Allan Pinkerton

Allan Pinkerton began his career as a detective on the Chicago Police Force in the 1850s and later established Pinkerton's National Detective Agency. He achieved national recognition for his efforts to protect Lincoln during the alleged Baltimore assassination conspiracy; Chicago Mayor John Wentworth maintained that the plot was a hoax designed to enhance his business. Pinkerton was appointed head of the Civil War intelligence operation that subsequently became the Secret Service. He appointed Alexander Gardner chief photographer to help detect and identify military spies among the troops.

Carte de visite

Photographic visiting cards that became popular in the United States in 1859. Small (approximately 2.5 x 4 inches), inexpensive, and easily produced, carte de visite photographs were soon mass produced. Carte de visites of famous personalities were displayed in homes or saved in parlor albums.


A raised structure on which a coffin rests during a state funeral. Benjamin B. French, the commissioner of public buildings, designed an enormous catafalque for the East Room of the White House where Lincoln's coffin lay in state. A chandelier had to be removed to accomodate the eleven foot high structure, which was called the "temple of death." The catafalque, mirrors, and remaining chandeliers were swathed in black crepe.
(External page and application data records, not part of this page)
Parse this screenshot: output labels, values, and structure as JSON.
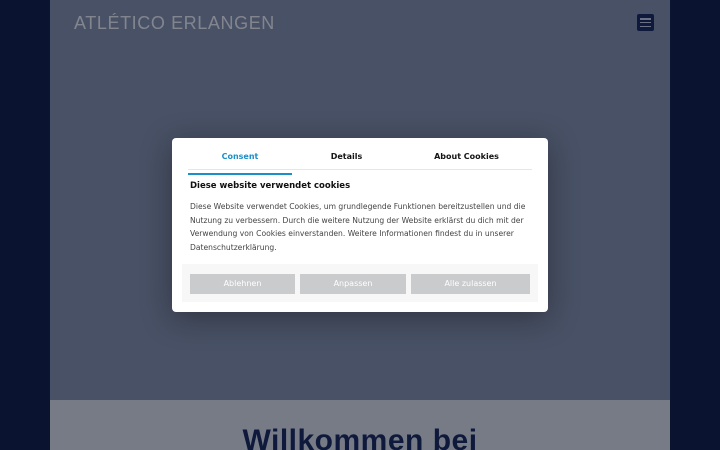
{
  "site": {
    "brand": "ATLÉTICO ERLANGEN",
    "welcome_heading": "Willkommen bei",
    "menu_icon": "hamburger-menu-icon"
  },
  "cookie_dialog": {
    "tabs": [
      {
        "label": "Consent",
        "active": true
      },
      {
        "label": "Details",
        "active": false
      },
      {
        "label": "About Cookies",
        "active": false
      }
    ],
    "title": "Diese website verwendet cookies",
    "body": "Diese Website verwendet Cookies, um grundlegende Funktionen bereitzustellen und die Nutzung zu verbessern. Durch die weitere Nutzung der Website erklärst du dich mit der Verwendung von Cookies einverstanden. Weitere Informationen findest du in unserer Datenschutzerklärung.",
    "buttons": {
      "decline": "Ablehnen",
      "customize": "Anpassen",
      "accept_all": "Alle zulassen"
    }
  },
  "colors": {
    "background_navy": "#0f1d44",
    "active_tab": "#1a8fc9",
    "button_grey": "#c9cbcc",
    "heading_navy": "#17275a"
  }
}
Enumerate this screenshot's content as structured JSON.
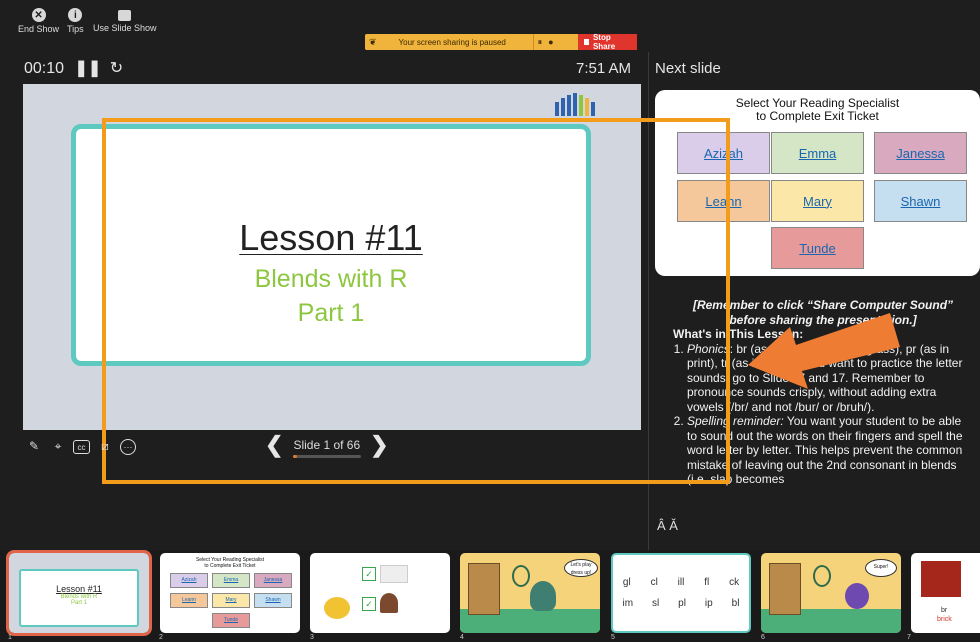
{
  "toolbar": {
    "end_show": "End Show",
    "tips": "Tips",
    "use_slide_show": "Use Slide Show"
  },
  "share_bar": {
    "message": "Your screen sharing is paused",
    "stop_label": "Stop Share"
  },
  "timer": "00:10",
  "clock": "7:51 AM",
  "next_slide_label": "Next slide",
  "current_slide": {
    "title": "Lesson #11",
    "subtitle_1": "Blends with R",
    "subtitle_2": "Part 1"
  },
  "slide_nav": {
    "counter": "Slide 1 of 66",
    "progress": 0.015
  },
  "next_slide_preview": {
    "title_line1": "Select Your Reading Specialist",
    "title_line2": "to Complete Exit Ticket",
    "tiles": [
      {
        "name": "Azizah",
        "color": "#d9cdea"
      },
      {
        "name": "Emma",
        "color": "#d4e6c6"
      },
      {
        "name": "Janessa",
        "color": "#d8a9bf"
      },
      {
        "name": "Leann",
        "color": "#f4c89a"
      },
      {
        "name": "Mary",
        "color": "#fbe8a8"
      },
      {
        "name": "Shawn",
        "color": "#c5dff0"
      },
      {
        "name": "Tunde",
        "color": "#e79a9a"
      }
    ]
  },
  "notes": {
    "line_reminder": "[Remember to click “Share Computer Sound” before sharing the presentation.]",
    "whats_in": "What's in This Lesson:",
    "item1_label": "Phonics",
    "item1_text": ": br (as in brick), gr (as in grass), pr (as in print), tr (as in tree). If you want to practice the letter sounds, go to Slides 7 and 17. Remember to pronounce sounds crisply, without adding extra vowels (/br/ and not /bur/ or /bruh/).",
    "item2_label": "Spelling reminder:",
    "item2_text": " You want your student to be able to sound out the words on their fingers and spell the word letter by letter. This helps prevent the common mistake of leaving out the 2nd consonant in blends (i.e. slap becomes"
  },
  "font_controls": "Â Ǎ",
  "thumbnails": [
    {
      "num": "1",
      "title": "Lesson #11",
      "sub1": "Blends with R",
      "sub2": "Part 1"
    },
    {
      "num": "2",
      "title1": "Select Your Reading Specialist",
      "title2": "to Complete Exit Ticket",
      "names": [
        "Azizah",
        "Emma",
        "Janessa",
        "Leann",
        "Mary",
        "Shawn",
        "Tunde"
      ]
    },
    {
      "num": "3"
    },
    {
      "num": "4",
      "bubble": "Let's play dress up!"
    },
    {
      "num": "5",
      "row1": [
        "gl",
        "cl",
        "ill",
        "fl",
        "ck"
      ],
      "row2": [
        "im",
        "sl",
        "pl",
        "ip",
        "bl"
      ]
    },
    {
      "num": "6",
      "bubble": "Super!"
    },
    {
      "num": "7",
      "word1": "br",
      "word2": "brick"
    }
  ],
  "colors": {
    "accent_teal": "#5ec9c0",
    "lesson_green": "#8dc63f",
    "overlay_orange": "#f39c1b",
    "arrow_orange": "#ee7d33"
  }
}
Catafalques were built in each of the cities where Lincoln's remains lay in state en route to Springfield, Illinois, and catafalque souvenirs were widely collected.


An escaped slave who fled or was taken behind Union lines during the Civil War. The term was usually applied to smuggled goods seized during warfare.


A derogatory term used to describe Northern Democrats who advocated making peace with the Confederacy during the Civil War, comparing them to the poisonous copperhead snakes that hide in the grass.


A garment with a low neckline, which might expose a portion of a woman's breasts.

Mitochondrial DNA

Mitochondrial DNA is found in the mitochondria, or energy-producing organelles, of both plant and animal cells. Mitochondrial DNA is passed on from mother to child and lacks the coded genetic sequences that determine hereditary characteristics.


A French term that distinguished custom dressmakers, who designed and crafted individual women's garments, from seamstresses, who stitched together precut garments.

Sic Semper Tyrannis

Latin for "Thus always to tyrants." Booth was alluding to his home state's anthem, "Maryland, My Maryland," which called for vengeance against Lincoln's tyranny :

Dear Mother! Burst the tyrant's chain, Maryland!
Virginia should not call in vain, Maryland!
She meets her sisters on the plain --
"Sic semper!" 'tis the proud refrain
That baffles minions back again,
Maryland! My Maryland!
(Furtwangler 65)


An optical instrument that creates a three-dimensional effect from two photographs of the same scene taken at slightly different angles and viewed through two eyepieces. Oliver Wendel Holmes, a nineteenth-century physician, microscopist, and poet, designed portable stereoscopes that were widely marketed during the Civil War era as inexpensive photographic printing techniques became widely available. Holmes wrote of his invention:

Oh, infinite volumes of poems that I treasure in this small library of glass and pasteboard! I creep over the vast features of Rameses, on the face of his rockhewn Nubian temple; I scale the huge mountain-crystal that calls itself the Pyramid of Cheops...and then I dive into some mass of foliage with my microscope, and trace the veinings of a leaf so delicately wrought in the painting not made with hands, that I can almost see its down and the green aphis that sucks its juices. (Hamilton 14).

Writ of Habeas Corpus

A court order requiring authorities to bring a prisoner before the court so that the court can determine whether the prisoner is being held legally.